→ **Data**
##########

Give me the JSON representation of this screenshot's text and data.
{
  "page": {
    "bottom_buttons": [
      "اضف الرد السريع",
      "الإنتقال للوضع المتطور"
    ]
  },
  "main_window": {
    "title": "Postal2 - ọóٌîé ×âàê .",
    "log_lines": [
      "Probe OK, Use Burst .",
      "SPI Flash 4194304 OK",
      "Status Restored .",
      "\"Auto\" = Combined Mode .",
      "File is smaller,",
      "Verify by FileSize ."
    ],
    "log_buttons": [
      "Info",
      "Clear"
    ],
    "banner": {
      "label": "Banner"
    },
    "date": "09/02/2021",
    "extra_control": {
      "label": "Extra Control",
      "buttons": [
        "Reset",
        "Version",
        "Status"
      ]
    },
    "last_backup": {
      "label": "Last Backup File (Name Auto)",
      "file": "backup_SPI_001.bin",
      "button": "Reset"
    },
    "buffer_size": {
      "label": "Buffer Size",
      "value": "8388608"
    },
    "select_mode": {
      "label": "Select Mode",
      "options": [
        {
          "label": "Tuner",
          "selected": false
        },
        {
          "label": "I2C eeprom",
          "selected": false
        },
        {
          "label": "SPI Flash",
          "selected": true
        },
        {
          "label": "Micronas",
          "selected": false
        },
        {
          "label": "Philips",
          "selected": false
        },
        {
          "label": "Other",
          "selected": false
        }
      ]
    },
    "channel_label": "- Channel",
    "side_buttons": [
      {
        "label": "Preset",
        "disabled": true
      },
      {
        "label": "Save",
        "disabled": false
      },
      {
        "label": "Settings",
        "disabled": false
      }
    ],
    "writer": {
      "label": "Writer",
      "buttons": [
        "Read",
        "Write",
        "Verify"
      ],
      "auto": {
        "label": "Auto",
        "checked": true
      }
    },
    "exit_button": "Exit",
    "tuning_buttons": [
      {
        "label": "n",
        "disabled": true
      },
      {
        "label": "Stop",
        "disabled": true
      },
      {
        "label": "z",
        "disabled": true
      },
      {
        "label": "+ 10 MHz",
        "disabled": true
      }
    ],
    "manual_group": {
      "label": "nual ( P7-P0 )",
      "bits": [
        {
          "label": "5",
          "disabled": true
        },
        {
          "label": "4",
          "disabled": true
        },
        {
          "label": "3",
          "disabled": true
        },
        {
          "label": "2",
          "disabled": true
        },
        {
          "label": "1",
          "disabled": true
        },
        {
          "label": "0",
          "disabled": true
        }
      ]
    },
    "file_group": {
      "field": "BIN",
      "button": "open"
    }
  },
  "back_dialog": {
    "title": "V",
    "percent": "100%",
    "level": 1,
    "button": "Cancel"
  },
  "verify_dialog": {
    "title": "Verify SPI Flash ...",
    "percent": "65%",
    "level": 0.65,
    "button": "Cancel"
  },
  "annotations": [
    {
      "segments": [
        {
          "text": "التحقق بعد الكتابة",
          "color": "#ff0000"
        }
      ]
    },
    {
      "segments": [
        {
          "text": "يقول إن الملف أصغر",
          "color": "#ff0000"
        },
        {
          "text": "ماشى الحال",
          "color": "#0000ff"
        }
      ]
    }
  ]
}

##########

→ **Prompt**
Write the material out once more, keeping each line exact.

→ **Solved problem**
Give me the JSON representation of this screenshot's text and data.
{
  "page": {
    "bottom_buttons": [
      "اضف الرد السريع",
      "الإنتقال للوضع المتطور"
    ]
  },
  "main_window": {
    "title": "Postal2 - ọóٌîé ×âàê .",
    "log_lines": [
      "Probe OK, Use Burst .",
      "SPI Flash 4194304 OK",
      "Status Restored .",
      "\"Auto\" = Combined Mode .",
      "File is smaller,",
      "Verify by FileSize ."
    ],
    "log_buttons": [
      "Info",
      "Clear"
    ],
    "banner": {
      "label": "Banner"
    },
    "date": "09/02/2021",
    "extra_control": {
      "label": "Extra Control",
      "buttons": [
        "Reset",
        "Version",
        "Status"
      ]
    },
    "last_backup": {
      "label": "Last Backup File (Name Auto)",
      "file": "backup_SPI_001.bin",
      "button": "Reset"
    },
    "buffer_size": {
      "label": "Buffer Size",
      "value": "8388608"
    },
    "select_mode": {
      "label": "Select Mode",
      "options": [
        {
          "label": "Tuner",
          "selected": false
        },
        {
          "label": "I2C eeprom",
          "selected": false
        },
        {
          "label": "SPI Flash",
          "selected": true
        },
        {
          "label": "Micronas",
          "selected": false
        },
        {
          "label": "Philips",
          "selected": false
        },
        {
          "label": "Other",
          "selected": false
        }
      ]
    },
    "channel_label": "- Channel",
    "side_buttons": [
      {
        "label": "Preset",
        "disabled": true
      },
      {
        "label": "Save",
        "disabled": false
      },
      {
        "label": "Settings",
        "disabled": false
      }
    ],
    "writer": {
      "label": "Writer",
      "buttons": [
        "Read",
        "Write",
        "Verify"
      ],
      "auto": {
        "label": "Auto",
        "checked": true
      }
    },
    "exit_button": "Exit",
    "tuning_buttons": [
      {
        "label": "n",
        "disabled": true
      },
      {
        "label": "Stop",
        "disabled": true
      },
      {
        "label": "z",
        "disabled": true
      },
      {
        "label": "+ 10 MHz",
        "disabled": true
      }
    ],
    "manual_group": {
      "label": "nual ( P7-P0 )",
      "bits": [
        {
          "label": "5",
          "disabled": true
        },
        {
          "label": "4",
          "disabled": true
        },
        {
          "label": "3",
          "disabled": true
        },
        {
          "label": "2",
          "disabled": true
        },
        {
          "label": "1",
          "disabled": true
        },
        {
          "label": "0",
          "disabled": true
        }
      ]
    },
    "file_group": {
      "field": "BIN",
      "button": "open"
    }
  },
  "back_dialog": {
    "title": "V",
    "percent": "100%",
    "level": 1,
    "button": "Cancel"
  },
  "verify_dialog": {
    "title": "Verify SPI Flash ...",
    "percent": "65%",
    "level": 0.65,
    "button": "Cancel"
  },
  "annotations": [
    {
      "segments": [
        {
          "text": "التحقق بعد الكتابة",
          "color": "#ff0000"
        }
      ]
    },
    {
      "segments": [
        {
          "text": "يقول إن الملف أصغر",
          "color": "#ff0000"
        },
        {
          "text": "ماشى الحال",
          "color": "#0000ff"
        }
      ]
    }
  ]
}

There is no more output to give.